Assigned task
Pick each line that has "ural" out of the records.

------

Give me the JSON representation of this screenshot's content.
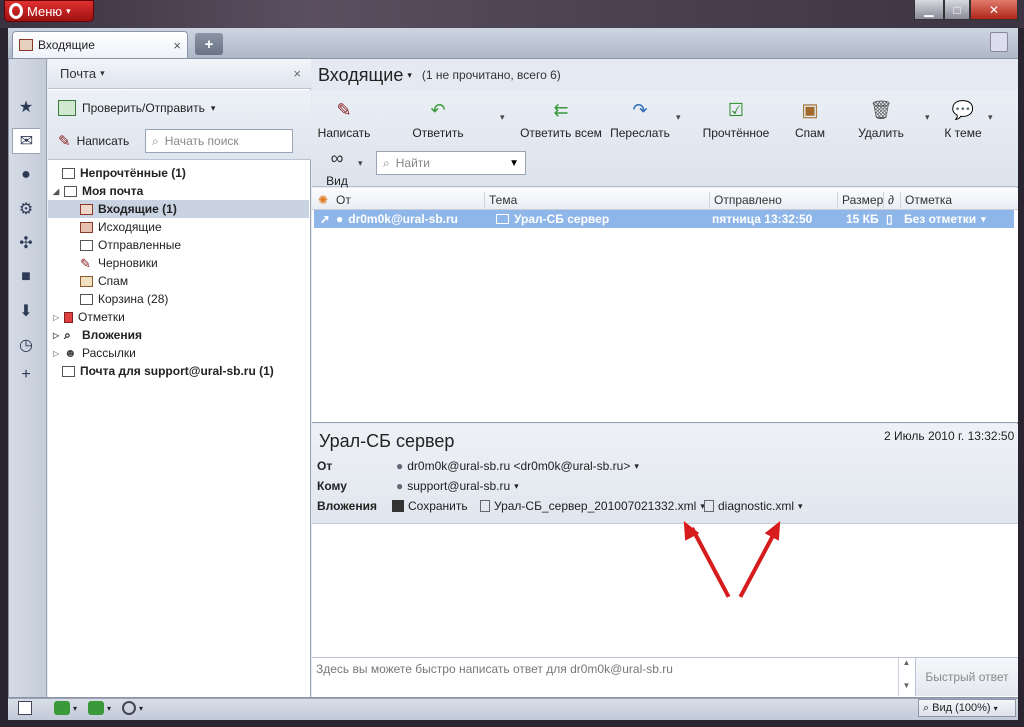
{
  "window": {
    "menu_label": "Меню",
    "min": "▁",
    "max": "□",
    "close": "✕"
  },
  "tab": {
    "title": "Входящие",
    "close": "×",
    "new_tab": "+"
  },
  "panel": {
    "title": "Почта",
    "close": "×",
    "check_send": "Проверить/Отправить",
    "compose": "Написать",
    "search_placeholder": "Начать поиск",
    "tree": [
      {
        "label": "Непрочтённые (1)",
        "bold": true
      },
      {
        "label": "Моя почта",
        "bold": true
      },
      {
        "label": "Входящие (1)",
        "bold": true
      },
      {
        "label": "Исходящие"
      },
      {
        "label": "Отправленные"
      },
      {
        "label": "Черновики"
      },
      {
        "label": "Спам"
      },
      {
        "label": "Корзина (28)"
      },
      {
        "label": "Отметки"
      },
      {
        "label": "Вложения",
        "bold": true
      },
      {
        "label": "Рассылки"
      },
      {
        "label": "Почта для support@ural-sb.ru (1)",
        "bold": true
      }
    ]
  },
  "main": {
    "title": "Входящие",
    "subtitle": "(1 не прочитано, всего 6)",
    "toolbar": {
      "compose": "Написать",
      "reply": "Ответить",
      "reply_all": "Ответить всем",
      "forward": "Переслать",
      "read": "Прочтённое",
      "spam": "Спам",
      "delete": "Удалить",
      "to_topic": "К теме",
      "view": "Вид",
      "find_placeholder": "Найти"
    },
    "columns": {
      "from": "От",
      "subject": "Тема",
      "sent": "Отправлено",
      "size": "Размер",
      "mark": "Отметка"
    },
    "messages": [
      {
        "from": "dr0m0k@ural-sb.ru",
        "subject": "Урал-СБ сервер",
        "sent": "пятница 13:32:50",
        "size": "15 КБ",
        "mark": "Без отметки"
      }
    ]
  },
  "preview": {
    "subject": "Урал-СБ сервер",
    "date": "2 Июль 2010 г. 13:32:50",
    "from_label": "От",
    "from_value": "dr0m0k@ural-sb.ru <dr0m0k@ural-sb.ru>",
    "to_label": "Кому",
    "to_value": "support@ural-sb.ru",
    "attach_label": "Вложения",
    "save": "Сохранить",
    "attachments": [
      "Урал-СБ_сервер_201007021332.xml",
      "diagnostic.xml"
    ]
  },
  "quick_reply": {
    "placeholder": "Здесь вы можете быстро написать ответ для dr0m0k@ural-sb.ru",
    "button": "Быстрый ответ"
  },
  "status": {
    "zoom": "Вид (100%)"
  },
  "colors": {
    "accent": "#8fb6e8",
    "menu": "#c81e1e",
    "arrow": "#d61c1c"
  }
}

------

Response below
        "label": "Почта для support@ural-sb.ru (1)",
        "from": "dr0m0k@ural-sb.ru",
    "from_value": "dr0m0k@ural-sb.ru <dr0m0k@ural-sb.ru>",
    "to_value": "support@ural-sb.ru",
    "placeholder": "Здесь вы можете быстро написать ответ для dr0m0k@ural-sb.ru",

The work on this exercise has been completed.